* _Given records_:
= Beginning of Section =
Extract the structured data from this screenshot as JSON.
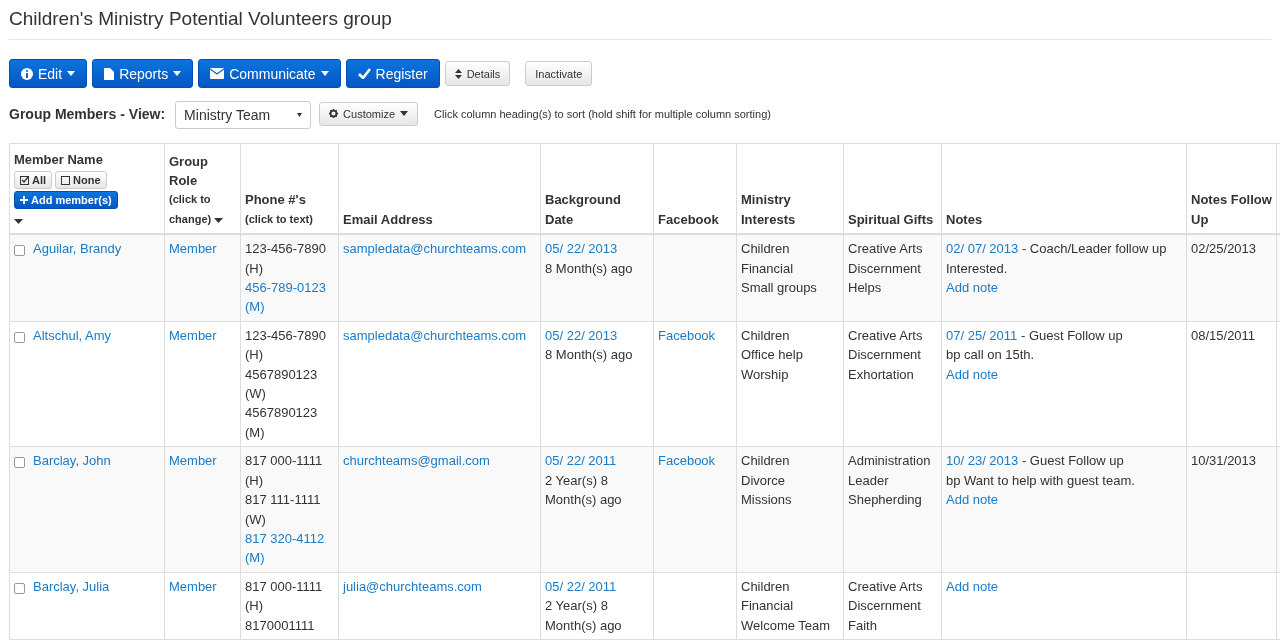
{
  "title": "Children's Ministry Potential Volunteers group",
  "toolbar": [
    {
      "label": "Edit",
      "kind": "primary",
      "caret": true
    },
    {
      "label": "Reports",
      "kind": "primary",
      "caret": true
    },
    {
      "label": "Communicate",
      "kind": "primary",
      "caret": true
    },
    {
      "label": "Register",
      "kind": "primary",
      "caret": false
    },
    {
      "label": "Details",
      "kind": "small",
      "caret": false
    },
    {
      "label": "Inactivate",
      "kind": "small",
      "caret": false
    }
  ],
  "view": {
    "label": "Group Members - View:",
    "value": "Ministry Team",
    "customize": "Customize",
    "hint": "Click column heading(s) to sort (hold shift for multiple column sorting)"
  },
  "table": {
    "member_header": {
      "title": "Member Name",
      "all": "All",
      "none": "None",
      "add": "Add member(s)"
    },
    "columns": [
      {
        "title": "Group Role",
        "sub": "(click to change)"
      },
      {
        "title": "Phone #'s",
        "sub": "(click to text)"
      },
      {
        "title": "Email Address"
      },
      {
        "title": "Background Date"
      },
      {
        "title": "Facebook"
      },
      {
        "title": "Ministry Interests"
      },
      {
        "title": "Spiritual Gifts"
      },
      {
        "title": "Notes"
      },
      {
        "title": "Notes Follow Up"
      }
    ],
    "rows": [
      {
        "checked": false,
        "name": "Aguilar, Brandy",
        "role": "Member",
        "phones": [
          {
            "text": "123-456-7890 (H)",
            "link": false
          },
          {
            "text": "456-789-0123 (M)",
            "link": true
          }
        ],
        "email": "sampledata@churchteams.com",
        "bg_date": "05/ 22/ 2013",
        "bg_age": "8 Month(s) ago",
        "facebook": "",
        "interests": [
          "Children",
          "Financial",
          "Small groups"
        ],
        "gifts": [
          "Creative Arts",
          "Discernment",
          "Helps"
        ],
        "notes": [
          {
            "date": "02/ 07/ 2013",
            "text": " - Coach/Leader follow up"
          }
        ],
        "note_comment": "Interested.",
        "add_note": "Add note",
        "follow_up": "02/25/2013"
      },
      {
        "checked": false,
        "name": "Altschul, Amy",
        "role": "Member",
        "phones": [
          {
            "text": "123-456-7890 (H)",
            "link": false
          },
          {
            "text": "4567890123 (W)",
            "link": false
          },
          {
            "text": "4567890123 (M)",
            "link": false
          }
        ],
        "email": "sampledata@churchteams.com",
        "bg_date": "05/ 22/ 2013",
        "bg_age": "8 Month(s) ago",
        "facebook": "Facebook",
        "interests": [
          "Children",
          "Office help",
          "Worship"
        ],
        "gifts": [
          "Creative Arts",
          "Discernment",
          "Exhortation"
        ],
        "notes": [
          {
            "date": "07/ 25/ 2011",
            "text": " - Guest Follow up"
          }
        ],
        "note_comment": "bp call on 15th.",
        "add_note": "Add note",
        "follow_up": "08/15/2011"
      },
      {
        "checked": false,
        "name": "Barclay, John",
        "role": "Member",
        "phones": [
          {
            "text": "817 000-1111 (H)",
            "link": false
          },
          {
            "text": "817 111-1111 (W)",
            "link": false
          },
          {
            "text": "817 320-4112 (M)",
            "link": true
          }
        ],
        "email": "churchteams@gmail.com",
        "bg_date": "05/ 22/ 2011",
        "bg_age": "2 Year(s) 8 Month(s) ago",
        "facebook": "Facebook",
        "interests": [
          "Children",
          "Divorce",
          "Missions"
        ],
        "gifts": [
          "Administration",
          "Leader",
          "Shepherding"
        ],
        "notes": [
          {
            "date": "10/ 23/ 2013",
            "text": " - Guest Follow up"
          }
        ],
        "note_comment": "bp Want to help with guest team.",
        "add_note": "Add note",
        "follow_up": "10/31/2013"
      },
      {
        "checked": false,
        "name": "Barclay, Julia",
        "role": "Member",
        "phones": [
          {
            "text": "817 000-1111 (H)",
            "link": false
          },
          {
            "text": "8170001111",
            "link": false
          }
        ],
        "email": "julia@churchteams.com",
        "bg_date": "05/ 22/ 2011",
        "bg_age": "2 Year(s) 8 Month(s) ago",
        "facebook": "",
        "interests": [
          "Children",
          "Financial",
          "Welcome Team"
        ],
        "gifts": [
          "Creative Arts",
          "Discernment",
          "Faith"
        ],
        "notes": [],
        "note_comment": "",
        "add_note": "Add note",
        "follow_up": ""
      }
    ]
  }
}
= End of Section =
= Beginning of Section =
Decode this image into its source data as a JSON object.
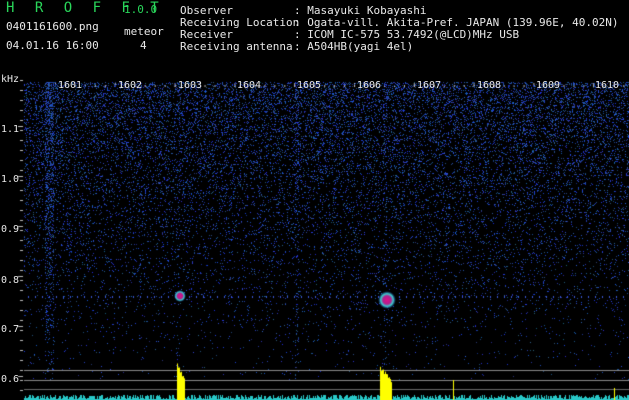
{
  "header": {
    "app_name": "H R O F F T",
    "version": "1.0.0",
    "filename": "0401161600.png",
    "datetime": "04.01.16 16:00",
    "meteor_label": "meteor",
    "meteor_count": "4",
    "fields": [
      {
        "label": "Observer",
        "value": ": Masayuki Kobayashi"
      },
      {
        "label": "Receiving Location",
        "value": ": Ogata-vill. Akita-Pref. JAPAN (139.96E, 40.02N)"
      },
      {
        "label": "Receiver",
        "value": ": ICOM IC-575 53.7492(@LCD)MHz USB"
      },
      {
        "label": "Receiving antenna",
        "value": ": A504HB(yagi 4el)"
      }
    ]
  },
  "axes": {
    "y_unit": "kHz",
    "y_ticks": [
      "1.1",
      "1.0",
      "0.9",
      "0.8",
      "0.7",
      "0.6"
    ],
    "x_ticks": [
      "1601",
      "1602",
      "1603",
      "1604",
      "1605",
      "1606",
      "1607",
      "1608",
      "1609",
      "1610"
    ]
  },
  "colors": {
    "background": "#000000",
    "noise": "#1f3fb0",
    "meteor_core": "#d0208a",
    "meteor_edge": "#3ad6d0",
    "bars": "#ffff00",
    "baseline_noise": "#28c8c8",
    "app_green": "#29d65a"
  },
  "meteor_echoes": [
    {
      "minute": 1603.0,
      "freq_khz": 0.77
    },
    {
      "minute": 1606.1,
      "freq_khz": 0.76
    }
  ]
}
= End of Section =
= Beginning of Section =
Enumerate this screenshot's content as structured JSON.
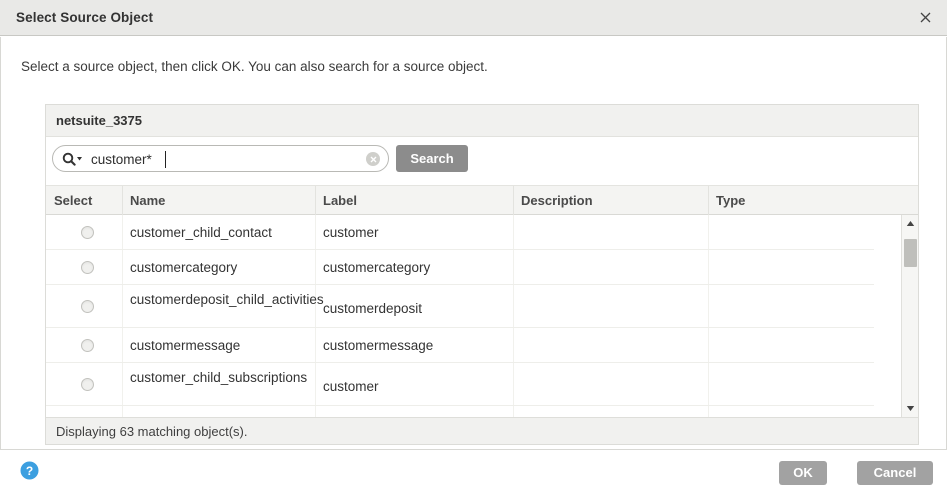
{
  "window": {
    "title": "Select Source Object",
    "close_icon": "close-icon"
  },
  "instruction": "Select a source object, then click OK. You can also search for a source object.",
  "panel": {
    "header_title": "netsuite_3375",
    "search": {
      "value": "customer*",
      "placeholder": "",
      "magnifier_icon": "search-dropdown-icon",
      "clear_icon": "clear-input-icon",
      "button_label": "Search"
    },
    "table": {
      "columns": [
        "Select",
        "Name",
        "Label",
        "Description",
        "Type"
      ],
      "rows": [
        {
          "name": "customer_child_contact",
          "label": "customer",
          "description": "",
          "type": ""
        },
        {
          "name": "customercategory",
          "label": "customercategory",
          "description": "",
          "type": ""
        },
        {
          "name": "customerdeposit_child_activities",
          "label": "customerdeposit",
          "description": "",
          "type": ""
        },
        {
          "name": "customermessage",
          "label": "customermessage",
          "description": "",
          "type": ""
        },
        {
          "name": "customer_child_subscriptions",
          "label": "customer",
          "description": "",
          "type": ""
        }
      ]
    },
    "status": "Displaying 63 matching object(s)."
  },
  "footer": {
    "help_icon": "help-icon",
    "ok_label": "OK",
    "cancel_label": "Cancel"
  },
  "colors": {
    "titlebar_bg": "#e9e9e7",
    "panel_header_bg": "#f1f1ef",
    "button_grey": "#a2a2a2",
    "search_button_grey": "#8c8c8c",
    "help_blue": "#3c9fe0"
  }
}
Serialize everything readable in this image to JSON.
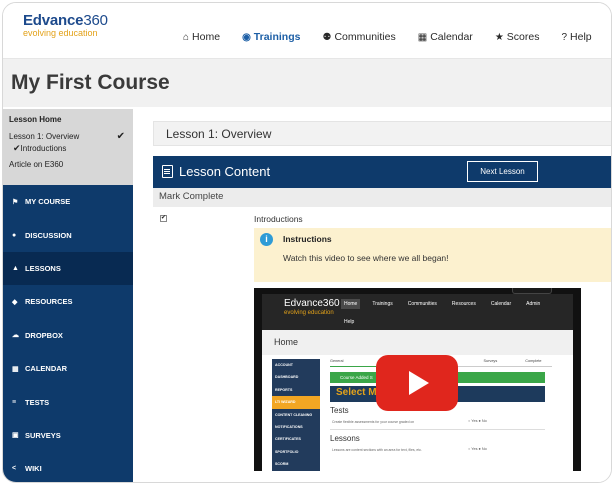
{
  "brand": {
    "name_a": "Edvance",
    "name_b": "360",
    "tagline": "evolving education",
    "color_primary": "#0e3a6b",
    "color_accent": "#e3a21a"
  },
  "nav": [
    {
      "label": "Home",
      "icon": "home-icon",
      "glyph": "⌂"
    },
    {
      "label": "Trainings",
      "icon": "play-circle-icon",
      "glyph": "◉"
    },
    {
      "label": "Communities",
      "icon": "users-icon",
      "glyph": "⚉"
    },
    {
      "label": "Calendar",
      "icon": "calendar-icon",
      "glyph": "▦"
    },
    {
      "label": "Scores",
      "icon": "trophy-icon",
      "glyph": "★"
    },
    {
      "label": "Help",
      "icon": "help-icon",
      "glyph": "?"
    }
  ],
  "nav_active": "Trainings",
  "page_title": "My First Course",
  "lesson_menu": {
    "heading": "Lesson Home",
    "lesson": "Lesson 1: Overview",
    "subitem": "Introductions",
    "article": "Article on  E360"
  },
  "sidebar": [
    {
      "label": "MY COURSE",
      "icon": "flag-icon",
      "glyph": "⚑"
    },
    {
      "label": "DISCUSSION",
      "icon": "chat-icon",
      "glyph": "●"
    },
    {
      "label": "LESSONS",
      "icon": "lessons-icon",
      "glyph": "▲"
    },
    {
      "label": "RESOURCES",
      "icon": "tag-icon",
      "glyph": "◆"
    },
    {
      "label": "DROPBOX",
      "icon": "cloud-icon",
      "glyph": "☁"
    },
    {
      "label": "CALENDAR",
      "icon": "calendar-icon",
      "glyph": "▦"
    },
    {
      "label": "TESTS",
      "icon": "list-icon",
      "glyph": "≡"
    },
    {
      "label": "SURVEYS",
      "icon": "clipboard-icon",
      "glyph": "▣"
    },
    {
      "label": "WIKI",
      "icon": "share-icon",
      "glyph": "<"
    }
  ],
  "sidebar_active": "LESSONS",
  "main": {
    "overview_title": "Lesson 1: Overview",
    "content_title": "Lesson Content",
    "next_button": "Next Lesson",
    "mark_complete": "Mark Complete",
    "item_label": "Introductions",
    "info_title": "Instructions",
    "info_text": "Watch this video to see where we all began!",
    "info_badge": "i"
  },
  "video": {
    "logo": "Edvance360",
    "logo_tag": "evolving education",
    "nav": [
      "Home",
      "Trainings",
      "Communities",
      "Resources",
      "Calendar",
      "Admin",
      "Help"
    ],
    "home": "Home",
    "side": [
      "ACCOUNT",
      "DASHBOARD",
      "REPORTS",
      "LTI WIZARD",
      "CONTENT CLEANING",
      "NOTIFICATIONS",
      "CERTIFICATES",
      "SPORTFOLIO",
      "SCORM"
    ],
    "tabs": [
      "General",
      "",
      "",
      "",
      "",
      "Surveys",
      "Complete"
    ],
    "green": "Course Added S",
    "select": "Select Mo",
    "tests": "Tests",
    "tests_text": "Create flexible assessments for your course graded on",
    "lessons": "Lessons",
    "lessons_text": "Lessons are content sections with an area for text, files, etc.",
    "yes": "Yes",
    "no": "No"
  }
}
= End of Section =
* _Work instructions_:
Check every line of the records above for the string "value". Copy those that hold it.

* _Response_:
    "value": "Ministry Team",
        "value": ": Masayuki Kobayashi"
        "value": ": Ogata-vill. Akita-Pref. JAPAN (139.96E, 40.02N)"
        "value": ": ICOM IC-575 53.7492(@LCD)MHz USB"
        "value": ": A504HB(yagi 4el)"
      "value": "customer*",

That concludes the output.